(TASK REQUIREMENTS)
Copy each line below in which the word "sapiens" occurs.

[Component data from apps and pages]
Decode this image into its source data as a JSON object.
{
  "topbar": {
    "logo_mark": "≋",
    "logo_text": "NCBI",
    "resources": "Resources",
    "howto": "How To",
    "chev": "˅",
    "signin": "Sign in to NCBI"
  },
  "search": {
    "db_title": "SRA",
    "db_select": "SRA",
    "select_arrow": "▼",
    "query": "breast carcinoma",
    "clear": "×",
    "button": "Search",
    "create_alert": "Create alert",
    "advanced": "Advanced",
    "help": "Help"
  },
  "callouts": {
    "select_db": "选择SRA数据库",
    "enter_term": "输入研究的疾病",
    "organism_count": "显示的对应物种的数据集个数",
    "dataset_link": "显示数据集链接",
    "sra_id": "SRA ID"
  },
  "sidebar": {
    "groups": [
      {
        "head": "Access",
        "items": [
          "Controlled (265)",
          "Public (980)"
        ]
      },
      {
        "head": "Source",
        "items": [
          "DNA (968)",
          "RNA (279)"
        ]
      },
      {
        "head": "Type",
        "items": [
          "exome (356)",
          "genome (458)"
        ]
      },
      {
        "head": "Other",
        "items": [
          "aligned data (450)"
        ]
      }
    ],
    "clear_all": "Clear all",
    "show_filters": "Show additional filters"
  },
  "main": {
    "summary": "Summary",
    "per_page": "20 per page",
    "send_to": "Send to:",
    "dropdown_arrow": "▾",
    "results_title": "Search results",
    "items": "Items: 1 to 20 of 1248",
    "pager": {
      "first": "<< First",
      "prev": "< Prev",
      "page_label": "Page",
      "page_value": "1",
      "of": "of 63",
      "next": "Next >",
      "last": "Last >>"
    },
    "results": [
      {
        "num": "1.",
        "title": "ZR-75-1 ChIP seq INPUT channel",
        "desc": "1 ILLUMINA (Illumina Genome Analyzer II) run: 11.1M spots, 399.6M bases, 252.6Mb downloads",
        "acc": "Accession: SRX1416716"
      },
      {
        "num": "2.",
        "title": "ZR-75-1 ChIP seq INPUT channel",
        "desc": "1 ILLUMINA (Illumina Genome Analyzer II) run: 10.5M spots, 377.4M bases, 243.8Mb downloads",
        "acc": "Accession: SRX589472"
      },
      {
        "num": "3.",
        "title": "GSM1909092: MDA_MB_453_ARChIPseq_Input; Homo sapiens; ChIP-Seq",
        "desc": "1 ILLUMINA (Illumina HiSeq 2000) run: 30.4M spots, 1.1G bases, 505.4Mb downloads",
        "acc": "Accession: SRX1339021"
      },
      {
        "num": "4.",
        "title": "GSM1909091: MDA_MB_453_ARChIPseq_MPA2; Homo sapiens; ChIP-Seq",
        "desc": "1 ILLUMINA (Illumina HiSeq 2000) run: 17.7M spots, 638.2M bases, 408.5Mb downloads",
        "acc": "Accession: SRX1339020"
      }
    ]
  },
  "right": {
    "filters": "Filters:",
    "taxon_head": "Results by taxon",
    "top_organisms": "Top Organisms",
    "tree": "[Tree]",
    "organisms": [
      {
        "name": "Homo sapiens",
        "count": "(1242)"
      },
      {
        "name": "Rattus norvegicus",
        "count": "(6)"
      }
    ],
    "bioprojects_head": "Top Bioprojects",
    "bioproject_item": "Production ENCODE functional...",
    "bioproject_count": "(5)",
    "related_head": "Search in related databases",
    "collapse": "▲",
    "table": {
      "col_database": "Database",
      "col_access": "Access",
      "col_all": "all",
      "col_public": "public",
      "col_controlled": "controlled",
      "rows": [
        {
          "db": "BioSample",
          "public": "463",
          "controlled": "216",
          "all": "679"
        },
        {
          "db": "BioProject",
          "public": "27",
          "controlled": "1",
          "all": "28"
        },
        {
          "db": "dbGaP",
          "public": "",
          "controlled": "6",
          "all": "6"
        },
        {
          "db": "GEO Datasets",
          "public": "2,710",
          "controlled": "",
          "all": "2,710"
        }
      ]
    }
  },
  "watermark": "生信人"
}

(WRITTEN RESPONSE)
        "title": "GSM1909092: MDA_MB_453_ARChIPseq_Input; Homo sapiens; ChIP-Seq",
        "title": "GSM1909091: MDA_MB_453_ARChIPseq_MPA2; Homo sapiens; ChIP-Seq",
        "name": "Homo sapiens",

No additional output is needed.